→ Work task
In the listing below, look for "handle" and copy every line that has it.

------------------------------------------------------------

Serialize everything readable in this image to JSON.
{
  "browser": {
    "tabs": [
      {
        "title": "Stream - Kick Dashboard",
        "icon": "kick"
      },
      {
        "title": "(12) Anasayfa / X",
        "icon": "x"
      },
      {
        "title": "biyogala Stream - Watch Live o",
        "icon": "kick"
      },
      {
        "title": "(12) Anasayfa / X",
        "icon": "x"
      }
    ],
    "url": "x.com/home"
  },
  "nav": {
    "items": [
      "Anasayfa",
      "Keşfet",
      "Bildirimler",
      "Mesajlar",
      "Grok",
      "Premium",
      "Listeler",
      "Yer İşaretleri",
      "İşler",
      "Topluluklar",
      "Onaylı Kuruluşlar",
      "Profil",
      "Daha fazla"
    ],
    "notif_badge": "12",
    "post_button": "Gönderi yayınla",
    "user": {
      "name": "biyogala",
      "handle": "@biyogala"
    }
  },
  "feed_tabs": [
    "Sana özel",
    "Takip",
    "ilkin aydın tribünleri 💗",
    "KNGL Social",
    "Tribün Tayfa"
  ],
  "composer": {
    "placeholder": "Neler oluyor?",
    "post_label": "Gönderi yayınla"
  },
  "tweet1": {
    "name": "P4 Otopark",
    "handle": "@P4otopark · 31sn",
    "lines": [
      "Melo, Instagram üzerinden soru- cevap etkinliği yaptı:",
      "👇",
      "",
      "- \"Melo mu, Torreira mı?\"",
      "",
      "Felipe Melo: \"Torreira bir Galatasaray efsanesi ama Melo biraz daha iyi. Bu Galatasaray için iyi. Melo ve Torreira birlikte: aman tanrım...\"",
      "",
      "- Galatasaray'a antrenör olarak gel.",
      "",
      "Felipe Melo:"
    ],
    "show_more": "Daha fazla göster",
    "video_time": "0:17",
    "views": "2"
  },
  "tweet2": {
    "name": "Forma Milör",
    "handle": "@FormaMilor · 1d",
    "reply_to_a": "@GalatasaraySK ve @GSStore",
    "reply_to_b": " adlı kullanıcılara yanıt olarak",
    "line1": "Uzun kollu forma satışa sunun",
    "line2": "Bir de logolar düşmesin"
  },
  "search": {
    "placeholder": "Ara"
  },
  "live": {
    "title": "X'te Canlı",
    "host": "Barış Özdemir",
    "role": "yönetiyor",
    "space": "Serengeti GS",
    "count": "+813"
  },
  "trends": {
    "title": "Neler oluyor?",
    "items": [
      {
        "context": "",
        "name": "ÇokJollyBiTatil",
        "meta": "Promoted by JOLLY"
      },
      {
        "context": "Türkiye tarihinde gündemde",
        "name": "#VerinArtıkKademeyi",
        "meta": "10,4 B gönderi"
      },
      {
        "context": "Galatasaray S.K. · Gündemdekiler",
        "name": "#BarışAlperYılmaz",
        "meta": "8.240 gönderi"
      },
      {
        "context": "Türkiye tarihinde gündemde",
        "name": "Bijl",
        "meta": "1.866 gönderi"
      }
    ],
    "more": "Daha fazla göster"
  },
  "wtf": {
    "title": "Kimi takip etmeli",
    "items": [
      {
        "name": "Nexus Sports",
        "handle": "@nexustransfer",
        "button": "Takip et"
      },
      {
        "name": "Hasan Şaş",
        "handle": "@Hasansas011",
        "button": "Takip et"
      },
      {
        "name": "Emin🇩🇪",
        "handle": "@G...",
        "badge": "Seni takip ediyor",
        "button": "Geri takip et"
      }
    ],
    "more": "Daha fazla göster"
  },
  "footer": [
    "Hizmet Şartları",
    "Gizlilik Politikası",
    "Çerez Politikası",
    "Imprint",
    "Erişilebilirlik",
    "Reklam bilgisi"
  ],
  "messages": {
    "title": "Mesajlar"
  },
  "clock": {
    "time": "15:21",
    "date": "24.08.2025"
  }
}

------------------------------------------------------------

→ Result of this task
      "handle": "@biyogala"
    "handle": "@P4otopark · 31sn",
    "handle": "@FormaMilor · 1d",
        "handle": "@nexustransfer",
        "handle": "@Hasansas011",
        "handle": "@G...",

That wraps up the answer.